Seth Tomko is a writer, college-level educator, and adventurer.

Theatrical release poster for "The Golden Voyage of Sinbad" by Brian Bysouth.

Theatrical release poster for "The Golden Voyage of Sinbad" by Brian Bysouth.

Set Sail for Adventure

Sinbad (John Phillip Law) comes into possession of a golden amulet his crew takes from a strange flying creature. Plagued by visions and dreams, his ship is blown off course to Marabia, where Sinbad is accused of stealing the gold trinket by Koura (Tom Baker). Sinbad escapes the ambush and comes under the protection of Marabia’s Vizier (Douglas Wilmer), who wears a golden mask and believes Providence has brought Sinbad and the amulet to their land because he has another third of it and was tasked by the previous king to solve its riddle.

Riddles and Quests

The fact the amulet forms a sea chart and that Sinbad is a captain only encourages the Vizier that they are destined to undertake the journey and discover the treasures before the oppressive sorcerer Koura can claim them. Sinbad takes on some additional crew members, including Margiana (Caroline Munro), a tattooed woman who has figured heavily in his earlier visions. A race is then underway between Sinbad’s crew against Koura with his magic and minions, trying to claim the fabulous treasures and secret power of a lost island civilization.

Stylized movie poster for the Polish release of The Golden Voyage of Sinbad.

Stylized movie poster for the Polish release of The Golden Voyage of Sinbad.

Trust in Allah, But Tie Up Your Camel

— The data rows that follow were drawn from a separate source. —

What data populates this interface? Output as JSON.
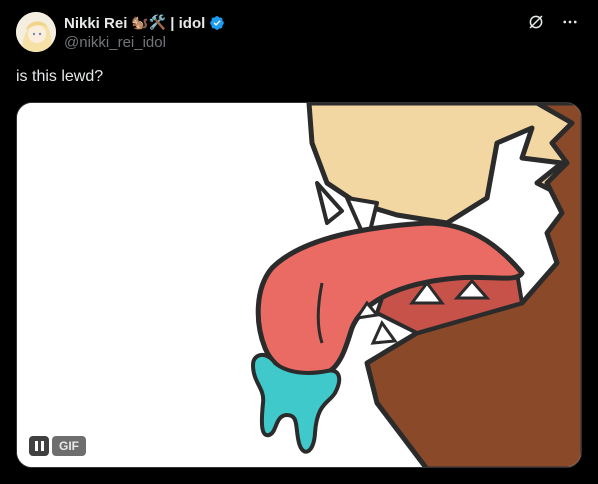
{
  "author": {
    "display_name": "Nikki Rei",
    "name_suffix": "| idol",
    "name_emojis": "🐿️🛠️",
    "handle": "@nikki_rei_idol",
    "verified": true,
    "verified_color": "#1d9bf0"
  },
  "tweet": {
    "text": "is this lewd?"
  },
  "media": {
    "type": "GIF",
    "gif_label": "GIF",
    "pause_icon": "pause-icon"
  },
  "header_icons": [
    "grok-icon",
    "more-icon"
  ],
  "colors": {
    "background": "#000000",
    "text": "#e7e9ea",
    "secondary_text": "#71767b",
    "tongue": "#e96b63",
    "drool": "#3fc9cb",
    "fur": "#f2d9a4",
    "body": "#8a4b2a"
  }
}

A main through line of the movie it the tension between destiny and human choices. Sinbad is reckless, but he bets on himself and the proficiency of his crew. He says, “Trust in Allah, but tie up your camel” several times, indicating his skepticism toward fatalism. Sinbad is often foolhardy and has to rely on his wits or skill to get himself out of trouble. Nonetheless, he trusts in his visions of Margiana and the island of many faces, even though he can’t explain his reasoning. Other character, like the Vizier and Koura, are believe they are destined for greatness and even more power.

The fast pace of the movie, running about an hour and 45 minutes, leaves the theme and most of the characters a bit underdeveloped while maintaining the tension and urgency. There's no time for pedantic questions like how did the old king know about any of this or how Koura has managed to amass so much power while obviously being an evil sorcerer.

Action Makes Up For Thin Script

The movie doesn’t slow down much to breath or let an audience question it. There is, however, an enjoyable sense of swashbuckling adventure that is often lacking in contemporary films. Say what one will about modern blockbusters like The Batman, Jurassic World Dominion, Uncharted, or Nope, they don’t come across as fun even when they mean to do so.

The cast is serviceable and up to maintaining the tone. Caroline Munro doesn’t get much to do but still comes out better here than in Star Crash. Tom Baker—the best Dr. Who—is game for a performance as the gleeful, villainous sorcerer, Koura. He knows what kind of movie he's in. Would a contemporary remake of this movie make these casting choices? Probably not, but given that Jake Gyllenhaal was the Prince of Persia, who can say? Nevertheless, the cast is a product of its time, and it mostly gets the job done.

Ray Harryhausen Effect

While not all the special effects hold up as well, the stop-motion animation of Ray Harryhausen is reason enough to see this movie. One scene with a battle between two monsters feels a bit indulgent and doesn’t add much to the film, but the spectacular sequences with an intricate Kali statue brought to life is a showcase of Ray Harryhausen’s genius and technical prowess. Much like Jason and the Argonauts and Clash of the Titans, the material is elevated by special effects wizardry, and there is no shortage of effects to be had.

Come Along and Ride on a Fantastic Voyage

The Golden Voyage of Sinbad is still worth watching for anyone interested in Ray Harryhausen’s masterful special effects and a fast-paced adventure movie.

© 2022 Seth Tomko